You could tell from the opening warm up skate both ROCK and BBRG meant business. This would be no ordinary derby bout. Skaters from both leagues rounded the track with purpose, eyeing their opponents every move, hoping to garner a glimpse at what the other was planning. Continue reading »

Sep 162010
 

By Ernie Yanarella

The prospect of large Republican gains in the Congress during the mid-term elections in a couple months and the uncertain possibility of the GOP unseating a sitting Democratic president in about two years hence should give American citizens pause for remembrance and reflection.
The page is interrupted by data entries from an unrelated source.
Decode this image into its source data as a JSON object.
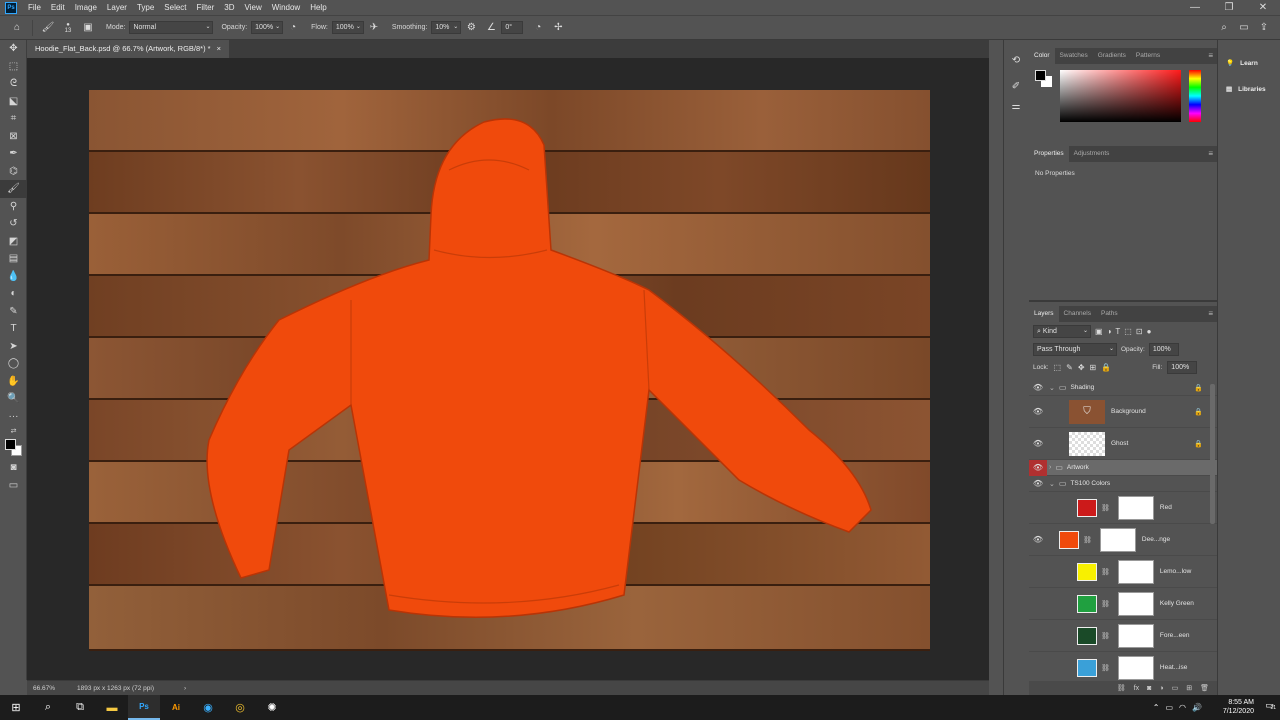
{
  "menubar": {
    "logo": "Ps",
    "items": [
      "File",
      "Edit",
      "Image",
      "Layer",
      "Type",
      "Select",
      "Filter",
      "3D",
      "View",
      "Window",
      "Help"
    ],
    "window_controls": [
      "—",
      "❐",
      "✕"
    ]
  },
  "options": {
    "brush_size": "13",
    "mode_label": "Mode:",
    "mode_value": "Normal",
    "opacity_label": "Opacity:",
    "opacity_value": "100%",
    "flow_label": "Flow:",
    "flow_value": "100%",
    "smoothing_label": "Smoothing:",
    "smoothing_value": "10%",
    "angle_value": "0°"
  },
  "document": {
    "tab_title": "Hoodie_Flat_Back.psd @ 66.7% (Artwork, RGB/8*) *",
    "tab_close": "×",
    "hoodie_color": "#f04a0c",
    "wood_color": "#7a4626"
  },
  "status": {
    "zoom": "66.67%",
    "doc_info": "1893 px x 1263 px (72 ppi)",
    "arrow": "›"
  },
  "color_panel": {
    "tabs": [
      "Color",
      "Swatches",
      "Gradients",
      "Patterns"
    ],
    "hue_color": "#ff1a1a"
  },
  "properties_panel": {
    "tabs": [
      "Properties",
      "Adjustments"
    ],
    "empty_text": "No Properties"
  },
  "layers_panel": {
    "tabs": [
      "Layers",
      "Channels",
      "Paths"
    ],
    "filter_kind": "Kind",
    "blend_mode": "Pass Through",
    "opacity_label": "Opacity:",
    "opacity_value": "100%",
    "lock_label": "Lock:",
    "fill_label": "Fill:",
    "fill_value": "100%",
    "groups": {
      "shading": "Shading",
      "artwork": "Artwork",
      "ts100": "TS100 Colors"
    },
    "layers": {
      "background": "Background",
      "ghost": "Ghost"
    },
    "colors": [
      {
        "name": "Red",
        "color": "#cc1a1a"
      },
      {
        "name": "Dee...nge",
        "color": "#f04a0c"
      },
      {
        "name": "Lemo...low",
        "color": "#f8f000"
      },
      {
        "name": "Kelly Green",
        "color": "#20a040"
      },
      {
        "name": "Fore...een",
        "color": "#1a4a28"
      },
      {
        "name": "Heat...ise",
        "color": "#3aa0d8"
      }
    ]
  },
  "right_dock": {
    "learn": "Learn",
    "libraries": "Libraries"
  },
  "taskbar": {
    "time": "8:55 AM",
    "date": "7/12/2020",
    "notification_count": "21"
  }
}
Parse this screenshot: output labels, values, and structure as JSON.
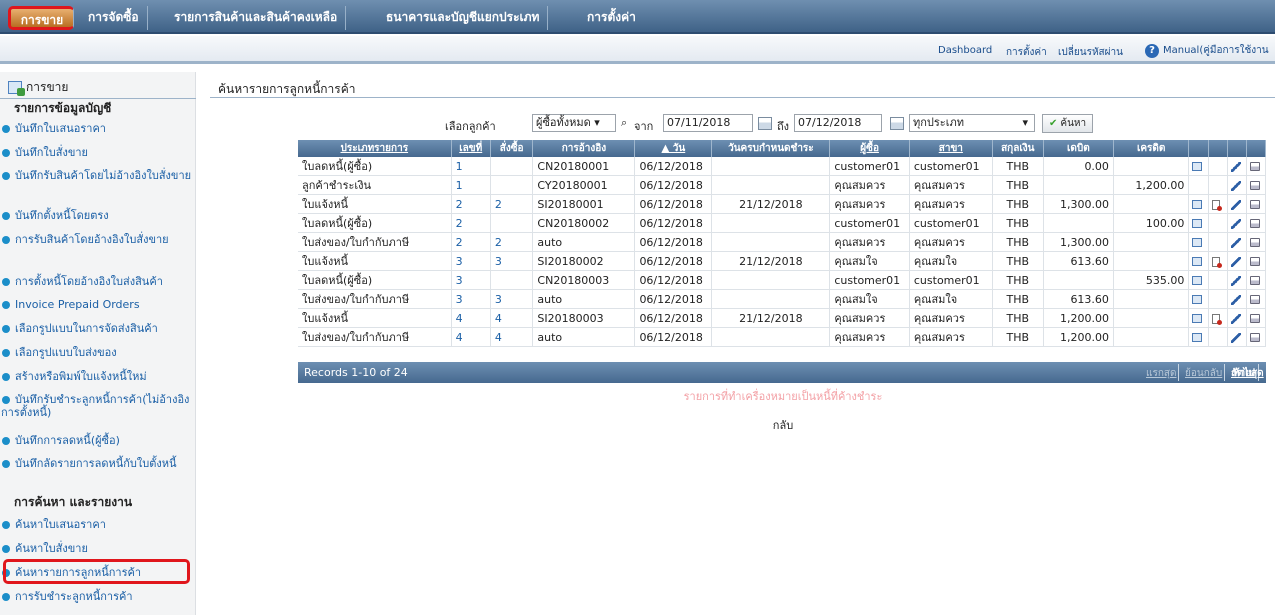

Kentuckians too should pay close attention to what is really behind Republican rhetoric on the campaign trail, as well as what is archived from past events.

Before we forget the preceding eight years of Republican presidential governance and its failed policies that led us to a financial meltdown, global economic crisis, and mounting worries over runaway climate change, before we buy a “pig in the poke” who extols individual liberty, an end to big government, and the sanctity of private property over civil rights, I’d like to offer this vocabulary of political terms that are likely to be descriptive of practices in a new Senator, a new Congress and even a new presidential administration under future Republican rule. Continue reading »

Sep 152010
 

Sapori d’Italia makes proletarian food for artisan crowd

By Evan Barker

Making proletarian food would seem like an odd move for a former financial advisor, but Jason Gresham isn’t complaining. Along with his wife Annarita and brother-in-law Giovanni Capezzuto, Gresham, 37, is hard at work building Sapori d’Italia, an “old world artisan Italian market” which sells handmade goat cheese at the Lexington Farmers’ Market and elsewhere.

Evan Barker

Gianni Capezzuto making cheese

Sapori d’Italia is most famous for its cheesemaking, headed by Giovanni, or Gianni (pronounced “Johnny”) – a Farmers’ Market mainstay. Gianni’s table is generally located at the center of a crowd of shoppers under the glass at Cheapside plaza. Continue reading »